Launched on Thursday, the z9 is priced at around $100,000 in the US, and will sell for around £56,000 in the UK.
The company is aiming to capitalise on the growing demand for secure systems in markets like healthcare, and is trumpeting the reputation of IBM mainframes as "the world's most secure commercially available mainframe computers".
IBM mainframes based around the z/OS — in the past better known as MVS — have proved popular in markets in the Far East and particularly in Japan. Now IBM is aggressively targeting China. In a parallel announcement on Tuesday the company said it is building a new mainframe lab in Shanghai that will develop software for System z machines.
The z9 BC and its big brother, the z9 Enterprise Class (EC), will be the first IBM systems to use the z9 Integrated Information Processor (zIIP), a "specialty engine" that will run database workloads which IBM promises will free up general computing capacity, and help lower costs for BI, ERP and CRM workloads.

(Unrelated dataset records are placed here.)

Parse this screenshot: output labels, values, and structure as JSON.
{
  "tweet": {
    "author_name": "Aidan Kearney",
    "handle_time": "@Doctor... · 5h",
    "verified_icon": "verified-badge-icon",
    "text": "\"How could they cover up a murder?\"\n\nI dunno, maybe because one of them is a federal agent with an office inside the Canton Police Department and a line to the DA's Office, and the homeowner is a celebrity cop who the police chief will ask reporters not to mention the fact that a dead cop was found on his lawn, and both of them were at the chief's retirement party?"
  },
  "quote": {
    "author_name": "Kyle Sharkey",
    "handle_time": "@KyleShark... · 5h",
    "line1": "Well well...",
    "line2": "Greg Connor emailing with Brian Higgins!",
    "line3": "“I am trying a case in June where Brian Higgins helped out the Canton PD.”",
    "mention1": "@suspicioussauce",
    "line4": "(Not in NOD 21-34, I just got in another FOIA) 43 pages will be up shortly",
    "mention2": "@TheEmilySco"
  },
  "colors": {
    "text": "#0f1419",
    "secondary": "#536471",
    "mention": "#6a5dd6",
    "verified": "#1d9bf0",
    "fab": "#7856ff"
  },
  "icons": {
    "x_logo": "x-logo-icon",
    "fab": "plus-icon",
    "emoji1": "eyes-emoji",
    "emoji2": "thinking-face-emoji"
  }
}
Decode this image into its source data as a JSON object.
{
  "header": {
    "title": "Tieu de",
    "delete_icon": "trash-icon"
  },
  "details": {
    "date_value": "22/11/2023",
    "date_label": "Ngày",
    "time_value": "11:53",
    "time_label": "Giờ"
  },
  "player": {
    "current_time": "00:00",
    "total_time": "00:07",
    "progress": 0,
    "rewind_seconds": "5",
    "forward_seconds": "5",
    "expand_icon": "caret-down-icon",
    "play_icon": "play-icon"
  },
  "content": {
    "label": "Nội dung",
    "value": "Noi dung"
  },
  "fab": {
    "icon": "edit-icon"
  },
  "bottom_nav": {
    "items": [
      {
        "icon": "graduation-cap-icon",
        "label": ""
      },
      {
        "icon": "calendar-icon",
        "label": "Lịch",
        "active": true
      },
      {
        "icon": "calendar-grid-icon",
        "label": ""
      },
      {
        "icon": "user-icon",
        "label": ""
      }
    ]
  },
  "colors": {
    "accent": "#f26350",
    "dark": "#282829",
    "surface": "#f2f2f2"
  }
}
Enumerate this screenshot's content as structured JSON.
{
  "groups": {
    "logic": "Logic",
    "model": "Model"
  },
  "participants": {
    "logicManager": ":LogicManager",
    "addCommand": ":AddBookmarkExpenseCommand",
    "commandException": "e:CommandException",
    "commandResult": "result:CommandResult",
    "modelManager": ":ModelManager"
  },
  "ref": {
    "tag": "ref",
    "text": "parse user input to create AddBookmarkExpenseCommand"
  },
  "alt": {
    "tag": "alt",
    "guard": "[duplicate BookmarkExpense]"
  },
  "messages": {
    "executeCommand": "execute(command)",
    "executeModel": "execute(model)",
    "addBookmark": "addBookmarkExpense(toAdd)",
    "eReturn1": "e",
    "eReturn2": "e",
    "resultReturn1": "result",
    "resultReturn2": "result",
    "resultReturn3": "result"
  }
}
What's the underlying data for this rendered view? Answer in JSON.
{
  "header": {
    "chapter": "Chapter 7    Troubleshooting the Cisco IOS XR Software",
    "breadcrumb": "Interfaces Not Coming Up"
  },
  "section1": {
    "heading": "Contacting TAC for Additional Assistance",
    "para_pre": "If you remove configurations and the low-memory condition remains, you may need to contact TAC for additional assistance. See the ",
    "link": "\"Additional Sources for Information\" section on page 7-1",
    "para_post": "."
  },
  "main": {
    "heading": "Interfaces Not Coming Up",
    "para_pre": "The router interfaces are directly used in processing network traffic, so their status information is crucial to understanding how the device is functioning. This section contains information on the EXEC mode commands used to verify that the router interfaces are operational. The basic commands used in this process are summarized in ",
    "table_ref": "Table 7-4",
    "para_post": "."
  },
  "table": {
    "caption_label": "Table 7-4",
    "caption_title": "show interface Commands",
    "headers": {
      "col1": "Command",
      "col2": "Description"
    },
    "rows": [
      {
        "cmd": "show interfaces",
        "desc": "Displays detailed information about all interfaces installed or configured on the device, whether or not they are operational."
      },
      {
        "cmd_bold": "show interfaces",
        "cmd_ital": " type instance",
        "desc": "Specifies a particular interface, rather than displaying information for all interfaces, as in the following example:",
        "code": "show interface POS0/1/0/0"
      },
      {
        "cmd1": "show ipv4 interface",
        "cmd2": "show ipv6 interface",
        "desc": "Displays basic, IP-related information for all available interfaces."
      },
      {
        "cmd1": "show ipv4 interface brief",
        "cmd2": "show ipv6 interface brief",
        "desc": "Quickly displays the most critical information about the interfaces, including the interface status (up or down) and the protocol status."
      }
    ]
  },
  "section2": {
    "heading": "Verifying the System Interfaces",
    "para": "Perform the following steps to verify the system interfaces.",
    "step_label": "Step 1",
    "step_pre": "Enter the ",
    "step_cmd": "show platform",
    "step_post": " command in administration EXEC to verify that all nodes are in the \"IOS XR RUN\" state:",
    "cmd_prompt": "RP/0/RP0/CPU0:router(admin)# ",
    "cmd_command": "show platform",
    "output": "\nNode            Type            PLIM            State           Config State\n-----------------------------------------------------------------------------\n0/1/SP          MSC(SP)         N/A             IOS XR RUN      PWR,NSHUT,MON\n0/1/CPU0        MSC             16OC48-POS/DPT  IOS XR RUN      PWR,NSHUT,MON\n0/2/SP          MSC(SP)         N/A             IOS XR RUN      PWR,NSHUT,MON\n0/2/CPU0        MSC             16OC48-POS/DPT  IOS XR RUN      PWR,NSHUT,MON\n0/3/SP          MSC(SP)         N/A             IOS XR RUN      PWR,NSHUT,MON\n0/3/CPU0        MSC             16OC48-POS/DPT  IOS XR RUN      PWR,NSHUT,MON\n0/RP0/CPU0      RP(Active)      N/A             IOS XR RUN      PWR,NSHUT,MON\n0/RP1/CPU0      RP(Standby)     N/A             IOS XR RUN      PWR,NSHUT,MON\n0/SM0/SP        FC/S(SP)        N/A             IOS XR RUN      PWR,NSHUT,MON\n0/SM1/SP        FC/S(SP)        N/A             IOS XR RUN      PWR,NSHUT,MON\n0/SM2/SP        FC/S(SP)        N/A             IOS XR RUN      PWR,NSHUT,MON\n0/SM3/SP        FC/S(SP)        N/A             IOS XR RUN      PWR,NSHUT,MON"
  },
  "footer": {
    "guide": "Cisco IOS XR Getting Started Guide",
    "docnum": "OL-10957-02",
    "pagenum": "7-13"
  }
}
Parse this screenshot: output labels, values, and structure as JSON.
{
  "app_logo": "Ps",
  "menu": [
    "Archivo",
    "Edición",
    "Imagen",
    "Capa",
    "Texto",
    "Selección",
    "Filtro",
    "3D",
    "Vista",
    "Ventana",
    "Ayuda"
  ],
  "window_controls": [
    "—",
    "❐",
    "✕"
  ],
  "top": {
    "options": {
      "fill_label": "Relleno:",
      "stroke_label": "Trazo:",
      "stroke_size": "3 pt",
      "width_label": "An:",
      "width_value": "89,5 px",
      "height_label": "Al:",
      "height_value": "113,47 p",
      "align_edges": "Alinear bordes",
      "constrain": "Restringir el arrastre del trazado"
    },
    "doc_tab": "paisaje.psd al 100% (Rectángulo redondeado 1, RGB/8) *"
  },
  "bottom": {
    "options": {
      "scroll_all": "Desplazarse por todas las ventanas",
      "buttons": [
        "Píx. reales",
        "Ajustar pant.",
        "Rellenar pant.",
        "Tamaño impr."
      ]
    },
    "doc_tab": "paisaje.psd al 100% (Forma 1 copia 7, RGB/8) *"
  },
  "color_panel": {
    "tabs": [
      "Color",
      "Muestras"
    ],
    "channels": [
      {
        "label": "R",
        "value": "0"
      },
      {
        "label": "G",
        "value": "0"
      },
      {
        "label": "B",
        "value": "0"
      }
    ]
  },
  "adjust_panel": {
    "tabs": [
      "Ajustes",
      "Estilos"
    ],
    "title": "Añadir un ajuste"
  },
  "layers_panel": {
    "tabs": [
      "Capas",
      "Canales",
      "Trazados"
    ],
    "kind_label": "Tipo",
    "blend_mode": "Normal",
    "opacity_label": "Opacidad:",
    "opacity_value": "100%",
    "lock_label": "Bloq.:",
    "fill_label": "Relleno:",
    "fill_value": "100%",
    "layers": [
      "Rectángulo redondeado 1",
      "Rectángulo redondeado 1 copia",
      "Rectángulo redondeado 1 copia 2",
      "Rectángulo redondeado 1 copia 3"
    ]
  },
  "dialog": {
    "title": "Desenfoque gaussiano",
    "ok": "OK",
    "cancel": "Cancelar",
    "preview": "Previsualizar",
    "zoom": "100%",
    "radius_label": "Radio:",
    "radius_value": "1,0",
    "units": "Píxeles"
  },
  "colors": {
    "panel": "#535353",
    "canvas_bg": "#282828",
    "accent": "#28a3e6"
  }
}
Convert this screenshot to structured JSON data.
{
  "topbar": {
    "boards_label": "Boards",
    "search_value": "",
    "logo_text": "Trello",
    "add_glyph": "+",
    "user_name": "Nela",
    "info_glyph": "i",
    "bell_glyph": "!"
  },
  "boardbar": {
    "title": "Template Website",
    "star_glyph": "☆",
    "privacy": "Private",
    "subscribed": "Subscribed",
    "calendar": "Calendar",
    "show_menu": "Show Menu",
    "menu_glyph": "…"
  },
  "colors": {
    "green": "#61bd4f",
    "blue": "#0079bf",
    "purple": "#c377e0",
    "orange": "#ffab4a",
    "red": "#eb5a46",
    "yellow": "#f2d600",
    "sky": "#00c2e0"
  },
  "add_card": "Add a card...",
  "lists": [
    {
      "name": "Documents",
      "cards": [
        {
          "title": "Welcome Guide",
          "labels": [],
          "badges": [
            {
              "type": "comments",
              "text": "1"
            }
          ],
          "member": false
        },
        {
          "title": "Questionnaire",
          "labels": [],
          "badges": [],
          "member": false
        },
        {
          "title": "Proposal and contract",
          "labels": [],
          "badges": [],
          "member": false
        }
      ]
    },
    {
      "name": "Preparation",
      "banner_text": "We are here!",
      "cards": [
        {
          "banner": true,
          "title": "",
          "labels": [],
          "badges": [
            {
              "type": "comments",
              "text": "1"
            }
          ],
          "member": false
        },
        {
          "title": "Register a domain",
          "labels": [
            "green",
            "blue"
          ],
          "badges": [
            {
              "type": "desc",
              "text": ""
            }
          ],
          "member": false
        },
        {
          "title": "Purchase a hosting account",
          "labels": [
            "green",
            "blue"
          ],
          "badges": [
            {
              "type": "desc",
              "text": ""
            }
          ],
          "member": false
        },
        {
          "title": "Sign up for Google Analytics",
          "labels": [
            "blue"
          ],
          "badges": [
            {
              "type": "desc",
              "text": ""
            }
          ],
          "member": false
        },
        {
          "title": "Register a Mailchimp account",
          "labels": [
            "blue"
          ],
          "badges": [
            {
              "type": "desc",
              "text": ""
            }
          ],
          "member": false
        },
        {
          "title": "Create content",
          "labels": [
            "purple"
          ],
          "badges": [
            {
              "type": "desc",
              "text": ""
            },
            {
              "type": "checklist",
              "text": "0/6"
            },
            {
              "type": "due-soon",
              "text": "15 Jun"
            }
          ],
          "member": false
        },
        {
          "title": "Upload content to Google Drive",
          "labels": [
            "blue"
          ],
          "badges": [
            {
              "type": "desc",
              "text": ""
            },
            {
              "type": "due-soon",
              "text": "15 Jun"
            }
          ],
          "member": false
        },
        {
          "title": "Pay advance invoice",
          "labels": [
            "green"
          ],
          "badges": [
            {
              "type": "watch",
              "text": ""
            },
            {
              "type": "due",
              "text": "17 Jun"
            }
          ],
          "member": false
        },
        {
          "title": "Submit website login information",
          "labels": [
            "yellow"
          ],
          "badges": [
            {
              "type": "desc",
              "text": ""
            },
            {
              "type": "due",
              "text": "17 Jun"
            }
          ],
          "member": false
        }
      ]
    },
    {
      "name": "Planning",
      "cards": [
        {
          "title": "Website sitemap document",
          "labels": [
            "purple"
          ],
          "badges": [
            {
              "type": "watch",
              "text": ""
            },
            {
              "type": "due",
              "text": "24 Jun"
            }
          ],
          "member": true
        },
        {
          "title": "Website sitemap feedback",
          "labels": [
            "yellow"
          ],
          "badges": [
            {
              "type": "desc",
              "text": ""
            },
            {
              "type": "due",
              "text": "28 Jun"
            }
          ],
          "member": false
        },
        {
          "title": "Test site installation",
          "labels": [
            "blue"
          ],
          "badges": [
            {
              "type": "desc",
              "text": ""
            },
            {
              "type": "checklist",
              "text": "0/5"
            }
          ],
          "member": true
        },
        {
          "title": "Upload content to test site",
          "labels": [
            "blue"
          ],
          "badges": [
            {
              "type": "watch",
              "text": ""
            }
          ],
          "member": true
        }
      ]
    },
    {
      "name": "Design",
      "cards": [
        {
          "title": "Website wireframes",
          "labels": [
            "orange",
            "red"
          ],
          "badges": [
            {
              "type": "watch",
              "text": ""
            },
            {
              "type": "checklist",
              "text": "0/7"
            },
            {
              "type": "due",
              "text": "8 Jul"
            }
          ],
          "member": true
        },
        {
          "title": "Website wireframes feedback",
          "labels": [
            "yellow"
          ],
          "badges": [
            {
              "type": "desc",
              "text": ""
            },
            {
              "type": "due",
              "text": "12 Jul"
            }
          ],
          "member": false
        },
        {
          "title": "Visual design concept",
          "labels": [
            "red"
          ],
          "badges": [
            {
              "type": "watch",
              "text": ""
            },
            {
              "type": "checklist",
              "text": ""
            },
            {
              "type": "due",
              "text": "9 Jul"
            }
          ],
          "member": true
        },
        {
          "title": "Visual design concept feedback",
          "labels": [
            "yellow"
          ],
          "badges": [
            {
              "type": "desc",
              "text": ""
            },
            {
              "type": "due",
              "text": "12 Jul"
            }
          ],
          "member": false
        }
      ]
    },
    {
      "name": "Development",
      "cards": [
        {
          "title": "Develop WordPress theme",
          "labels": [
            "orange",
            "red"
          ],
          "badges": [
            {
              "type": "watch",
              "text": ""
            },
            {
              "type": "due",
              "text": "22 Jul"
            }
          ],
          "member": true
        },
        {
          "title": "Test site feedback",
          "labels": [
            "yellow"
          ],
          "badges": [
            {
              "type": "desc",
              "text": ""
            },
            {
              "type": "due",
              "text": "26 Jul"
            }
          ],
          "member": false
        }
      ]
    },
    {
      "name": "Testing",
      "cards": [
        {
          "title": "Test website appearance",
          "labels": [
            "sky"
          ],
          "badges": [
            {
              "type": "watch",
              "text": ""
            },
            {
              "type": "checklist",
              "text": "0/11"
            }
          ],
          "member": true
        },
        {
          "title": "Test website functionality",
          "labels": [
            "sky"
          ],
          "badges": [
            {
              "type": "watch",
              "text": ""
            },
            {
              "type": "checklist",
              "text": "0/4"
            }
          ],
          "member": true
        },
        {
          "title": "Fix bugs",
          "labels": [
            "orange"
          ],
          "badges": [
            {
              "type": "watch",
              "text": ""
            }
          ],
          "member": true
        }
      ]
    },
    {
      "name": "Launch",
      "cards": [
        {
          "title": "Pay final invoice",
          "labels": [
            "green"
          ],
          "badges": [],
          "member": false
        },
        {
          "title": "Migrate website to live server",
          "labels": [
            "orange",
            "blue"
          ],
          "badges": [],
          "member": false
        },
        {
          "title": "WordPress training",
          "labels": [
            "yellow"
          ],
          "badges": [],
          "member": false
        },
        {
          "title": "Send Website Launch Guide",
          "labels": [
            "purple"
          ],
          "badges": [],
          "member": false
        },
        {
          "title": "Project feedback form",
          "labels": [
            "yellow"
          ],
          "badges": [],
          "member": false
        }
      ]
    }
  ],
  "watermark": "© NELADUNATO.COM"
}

"IBM will not impose software charges on zIIP capacity [because] the zIIP effectively better enables data to be centralised on the mainframe," the company said. Traditionally, companies have kept databases, and especially applications, on distributed systems.
A number of issues, especially increased security requirements, are persuading companies to consolidate on mainframes — where data can be managed more easily and kept more secure. So far cost has been one of the biggest barriers holding mainframes back, IBM argues.
IBM cited Gartner research which found that "some 28.2 percent of companies polled said they would be transitioning databases on to the z/OS platform — and a 'large percentage' of these customers are moving from Windows to z/OS".
IBM is hoping that a revamped software licensing structure, and the new price point, will persuade more companies that far from being a dinosaur, the mainframe could be an affordable alternative.
However, IBM's claims in its press release for the new zSeries system that it is "designed with small and medium-sized businesses in mind" may be overstating the case a little, and certainly extends the definition of a small business. Not too many small business can afford to spend £56,000 on a "specialty engine".